• **STUDY MATERIAL**
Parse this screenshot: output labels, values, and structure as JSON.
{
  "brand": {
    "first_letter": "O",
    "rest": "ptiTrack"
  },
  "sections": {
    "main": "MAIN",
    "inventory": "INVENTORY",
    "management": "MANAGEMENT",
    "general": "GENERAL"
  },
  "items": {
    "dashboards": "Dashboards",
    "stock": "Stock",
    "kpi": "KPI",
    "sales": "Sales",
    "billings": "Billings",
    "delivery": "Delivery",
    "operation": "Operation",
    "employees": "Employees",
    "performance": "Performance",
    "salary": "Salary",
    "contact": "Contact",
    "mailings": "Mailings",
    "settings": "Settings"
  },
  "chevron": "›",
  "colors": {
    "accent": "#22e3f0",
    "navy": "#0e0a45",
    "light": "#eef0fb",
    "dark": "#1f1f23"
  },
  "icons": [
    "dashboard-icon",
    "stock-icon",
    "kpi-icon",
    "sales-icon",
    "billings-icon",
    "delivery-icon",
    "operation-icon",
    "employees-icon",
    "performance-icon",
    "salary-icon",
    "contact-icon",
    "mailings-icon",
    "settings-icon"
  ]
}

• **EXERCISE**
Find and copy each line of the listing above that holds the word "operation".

• **RESPONSE FOR THIS EXERCISE**
    "operation": "Operation",
    "operation-icon",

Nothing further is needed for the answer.